What is required:
Everything from the line that holds "Output a JSON" to the end of the entries below should be printed again, word for word, and nothing more.

Information supplied:

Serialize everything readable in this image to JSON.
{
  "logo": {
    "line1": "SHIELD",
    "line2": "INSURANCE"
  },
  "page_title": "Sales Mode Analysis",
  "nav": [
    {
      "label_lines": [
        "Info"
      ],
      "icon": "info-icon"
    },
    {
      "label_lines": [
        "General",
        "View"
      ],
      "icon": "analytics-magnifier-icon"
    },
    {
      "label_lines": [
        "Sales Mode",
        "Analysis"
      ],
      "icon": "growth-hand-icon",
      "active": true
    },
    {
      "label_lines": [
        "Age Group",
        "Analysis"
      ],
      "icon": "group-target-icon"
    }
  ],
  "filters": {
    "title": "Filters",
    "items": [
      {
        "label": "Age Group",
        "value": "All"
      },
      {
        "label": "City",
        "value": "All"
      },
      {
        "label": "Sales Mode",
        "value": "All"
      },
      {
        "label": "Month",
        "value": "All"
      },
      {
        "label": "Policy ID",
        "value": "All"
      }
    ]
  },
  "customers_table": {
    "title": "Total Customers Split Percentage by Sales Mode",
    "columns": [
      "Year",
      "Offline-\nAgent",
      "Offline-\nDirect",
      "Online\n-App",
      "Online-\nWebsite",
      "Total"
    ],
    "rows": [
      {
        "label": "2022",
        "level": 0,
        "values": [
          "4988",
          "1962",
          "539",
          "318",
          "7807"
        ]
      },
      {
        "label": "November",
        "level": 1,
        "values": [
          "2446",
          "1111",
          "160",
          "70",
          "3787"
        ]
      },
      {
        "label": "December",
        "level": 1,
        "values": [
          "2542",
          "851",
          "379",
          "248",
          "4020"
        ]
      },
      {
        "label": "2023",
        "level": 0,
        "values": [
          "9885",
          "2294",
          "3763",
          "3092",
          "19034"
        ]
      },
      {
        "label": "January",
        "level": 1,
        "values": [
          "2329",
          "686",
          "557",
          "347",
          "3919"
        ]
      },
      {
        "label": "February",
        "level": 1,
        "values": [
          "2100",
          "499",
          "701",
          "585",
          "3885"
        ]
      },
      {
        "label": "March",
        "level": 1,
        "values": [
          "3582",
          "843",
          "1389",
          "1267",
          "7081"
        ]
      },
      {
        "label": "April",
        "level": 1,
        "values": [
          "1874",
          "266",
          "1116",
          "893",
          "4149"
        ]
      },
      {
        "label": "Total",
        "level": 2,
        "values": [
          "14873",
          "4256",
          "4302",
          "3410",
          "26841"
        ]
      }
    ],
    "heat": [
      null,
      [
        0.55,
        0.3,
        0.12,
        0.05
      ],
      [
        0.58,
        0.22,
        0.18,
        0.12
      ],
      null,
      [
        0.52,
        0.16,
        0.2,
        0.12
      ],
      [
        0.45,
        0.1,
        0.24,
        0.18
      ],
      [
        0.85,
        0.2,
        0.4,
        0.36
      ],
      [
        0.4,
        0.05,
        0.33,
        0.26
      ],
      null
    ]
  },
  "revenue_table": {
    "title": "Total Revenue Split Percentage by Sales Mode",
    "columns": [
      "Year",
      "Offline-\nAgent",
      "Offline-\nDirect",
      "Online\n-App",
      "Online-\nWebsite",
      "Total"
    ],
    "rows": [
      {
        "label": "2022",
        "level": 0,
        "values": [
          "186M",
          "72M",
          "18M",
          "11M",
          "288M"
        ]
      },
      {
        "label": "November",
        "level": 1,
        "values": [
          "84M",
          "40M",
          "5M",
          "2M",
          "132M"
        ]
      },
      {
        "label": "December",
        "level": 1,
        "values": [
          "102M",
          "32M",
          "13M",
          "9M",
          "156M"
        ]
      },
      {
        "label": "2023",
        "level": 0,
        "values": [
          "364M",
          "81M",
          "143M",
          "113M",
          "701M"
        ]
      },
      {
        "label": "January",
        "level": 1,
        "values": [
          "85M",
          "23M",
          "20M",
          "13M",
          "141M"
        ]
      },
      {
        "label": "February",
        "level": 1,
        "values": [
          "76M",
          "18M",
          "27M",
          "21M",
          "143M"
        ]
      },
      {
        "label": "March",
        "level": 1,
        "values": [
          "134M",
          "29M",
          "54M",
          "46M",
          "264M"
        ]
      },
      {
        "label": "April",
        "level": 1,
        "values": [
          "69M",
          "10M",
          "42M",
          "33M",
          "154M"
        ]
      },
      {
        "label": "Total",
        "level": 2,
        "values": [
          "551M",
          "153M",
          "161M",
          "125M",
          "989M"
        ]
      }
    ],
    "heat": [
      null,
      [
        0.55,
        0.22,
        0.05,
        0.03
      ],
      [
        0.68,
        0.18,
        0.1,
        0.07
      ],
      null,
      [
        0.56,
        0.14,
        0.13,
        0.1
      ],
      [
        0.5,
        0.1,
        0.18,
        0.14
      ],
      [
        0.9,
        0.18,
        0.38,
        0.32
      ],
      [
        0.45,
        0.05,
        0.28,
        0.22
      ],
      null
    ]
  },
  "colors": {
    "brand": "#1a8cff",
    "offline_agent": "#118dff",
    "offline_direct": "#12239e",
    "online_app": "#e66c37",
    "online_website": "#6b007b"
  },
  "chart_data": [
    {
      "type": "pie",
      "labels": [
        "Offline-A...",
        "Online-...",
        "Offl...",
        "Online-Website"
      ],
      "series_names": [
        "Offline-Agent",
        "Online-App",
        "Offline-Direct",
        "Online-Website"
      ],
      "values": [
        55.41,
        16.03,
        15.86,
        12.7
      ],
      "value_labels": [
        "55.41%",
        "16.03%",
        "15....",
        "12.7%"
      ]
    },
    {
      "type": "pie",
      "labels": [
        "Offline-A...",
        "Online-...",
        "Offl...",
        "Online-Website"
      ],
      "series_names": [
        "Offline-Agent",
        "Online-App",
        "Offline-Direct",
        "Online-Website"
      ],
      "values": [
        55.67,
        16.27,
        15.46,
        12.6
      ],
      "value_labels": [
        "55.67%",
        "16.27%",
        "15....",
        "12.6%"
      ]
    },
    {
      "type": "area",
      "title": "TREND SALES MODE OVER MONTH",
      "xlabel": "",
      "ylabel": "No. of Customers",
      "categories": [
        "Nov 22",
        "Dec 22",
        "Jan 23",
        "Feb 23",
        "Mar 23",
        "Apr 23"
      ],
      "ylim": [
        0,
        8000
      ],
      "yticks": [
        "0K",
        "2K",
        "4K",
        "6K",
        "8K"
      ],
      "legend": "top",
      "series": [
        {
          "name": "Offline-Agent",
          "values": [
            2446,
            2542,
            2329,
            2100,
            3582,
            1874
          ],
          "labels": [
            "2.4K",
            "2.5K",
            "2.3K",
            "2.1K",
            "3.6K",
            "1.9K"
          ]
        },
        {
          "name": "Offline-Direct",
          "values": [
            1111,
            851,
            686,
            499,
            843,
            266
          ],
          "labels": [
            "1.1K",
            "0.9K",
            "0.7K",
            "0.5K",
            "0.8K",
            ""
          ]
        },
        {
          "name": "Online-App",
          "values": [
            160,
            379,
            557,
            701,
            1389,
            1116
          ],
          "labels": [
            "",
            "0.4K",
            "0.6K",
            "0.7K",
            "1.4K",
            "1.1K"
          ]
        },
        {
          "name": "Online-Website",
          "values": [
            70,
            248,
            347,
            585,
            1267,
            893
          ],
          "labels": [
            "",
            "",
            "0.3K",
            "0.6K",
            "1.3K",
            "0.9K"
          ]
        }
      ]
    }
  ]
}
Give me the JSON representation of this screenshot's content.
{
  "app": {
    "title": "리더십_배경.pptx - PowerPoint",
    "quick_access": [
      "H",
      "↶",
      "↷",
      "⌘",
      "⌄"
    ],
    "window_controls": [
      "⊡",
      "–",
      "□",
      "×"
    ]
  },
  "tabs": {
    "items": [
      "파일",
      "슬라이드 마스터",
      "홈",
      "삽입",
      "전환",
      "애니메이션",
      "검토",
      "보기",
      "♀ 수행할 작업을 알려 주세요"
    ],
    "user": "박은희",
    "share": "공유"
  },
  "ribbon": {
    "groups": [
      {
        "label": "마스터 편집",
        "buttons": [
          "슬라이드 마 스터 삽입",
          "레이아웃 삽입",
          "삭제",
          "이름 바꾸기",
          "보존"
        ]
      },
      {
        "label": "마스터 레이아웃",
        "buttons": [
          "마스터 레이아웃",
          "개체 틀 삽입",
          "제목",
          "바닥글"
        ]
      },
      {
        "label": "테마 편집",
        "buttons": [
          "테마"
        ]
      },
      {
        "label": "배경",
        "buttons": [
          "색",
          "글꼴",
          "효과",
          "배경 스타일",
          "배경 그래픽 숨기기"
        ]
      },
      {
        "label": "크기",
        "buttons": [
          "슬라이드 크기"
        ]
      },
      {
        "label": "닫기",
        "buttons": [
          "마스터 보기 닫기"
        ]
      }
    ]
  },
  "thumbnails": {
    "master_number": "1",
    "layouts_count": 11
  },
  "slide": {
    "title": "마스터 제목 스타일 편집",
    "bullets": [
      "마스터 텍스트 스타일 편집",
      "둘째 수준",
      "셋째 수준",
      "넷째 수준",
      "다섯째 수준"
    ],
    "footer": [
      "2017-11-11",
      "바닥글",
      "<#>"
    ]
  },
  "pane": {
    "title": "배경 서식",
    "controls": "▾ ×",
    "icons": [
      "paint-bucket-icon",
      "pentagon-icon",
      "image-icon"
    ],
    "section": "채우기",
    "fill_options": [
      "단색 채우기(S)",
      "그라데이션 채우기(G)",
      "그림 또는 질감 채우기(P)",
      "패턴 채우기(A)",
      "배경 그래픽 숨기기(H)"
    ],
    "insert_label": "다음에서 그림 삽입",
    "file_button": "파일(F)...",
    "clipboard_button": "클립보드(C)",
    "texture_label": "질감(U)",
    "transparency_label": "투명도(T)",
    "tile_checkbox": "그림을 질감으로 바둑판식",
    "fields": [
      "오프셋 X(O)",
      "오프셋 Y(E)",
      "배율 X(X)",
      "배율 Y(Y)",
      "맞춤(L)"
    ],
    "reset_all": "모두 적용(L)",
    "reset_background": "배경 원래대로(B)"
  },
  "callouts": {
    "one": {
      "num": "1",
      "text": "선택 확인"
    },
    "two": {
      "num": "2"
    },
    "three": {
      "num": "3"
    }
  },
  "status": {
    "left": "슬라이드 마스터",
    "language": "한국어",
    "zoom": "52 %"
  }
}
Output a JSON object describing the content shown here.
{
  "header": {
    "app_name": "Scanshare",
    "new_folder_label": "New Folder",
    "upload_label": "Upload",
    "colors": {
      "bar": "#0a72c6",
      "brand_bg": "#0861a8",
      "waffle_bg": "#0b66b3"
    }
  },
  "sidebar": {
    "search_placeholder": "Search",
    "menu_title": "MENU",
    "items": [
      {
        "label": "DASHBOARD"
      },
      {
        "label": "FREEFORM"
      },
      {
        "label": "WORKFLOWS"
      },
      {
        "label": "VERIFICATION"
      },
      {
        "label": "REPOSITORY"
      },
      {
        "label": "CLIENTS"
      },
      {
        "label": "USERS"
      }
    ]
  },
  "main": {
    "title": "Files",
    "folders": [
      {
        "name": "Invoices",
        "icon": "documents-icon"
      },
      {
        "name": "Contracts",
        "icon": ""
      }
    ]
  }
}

The answer:
Output a JSON object describing the content shown here.
{
  "header": {
    "app_name": "Scanshare",
    "new_folder_label": "New Folder",
    "upload_label": "Upload",
    "colors": {
      "bar": "#0a72c6",
      "brand_bg": "#0861a8",
      "waffle_bg": "#0b66b3"
    }
  },
  "sidebar": {
    "search_placeholder": "Search",
    "menu_title": "MENU",
    "items": [
      {
        "label": "DASHBOARD"
      },
      {
        "label": "FREEFORM"
      },
      {
        "label": "WORKFLOWS"
      },
      {
        "label": "VERIFICATION"
      },
      {
        "label": "REPOSITORY"
      },
      {
        "label": "CLIENTS"
      },
      {
        "label": "USERS"
      }
    ]
  },
  "main": {
    "title": "Files",
    "folders": [
      {
        "name": "Invoices",
        "icon": "documents-icon"
      },
      {
        "name": "Contracts",
        "icon": ""
      }
    ]
  }
}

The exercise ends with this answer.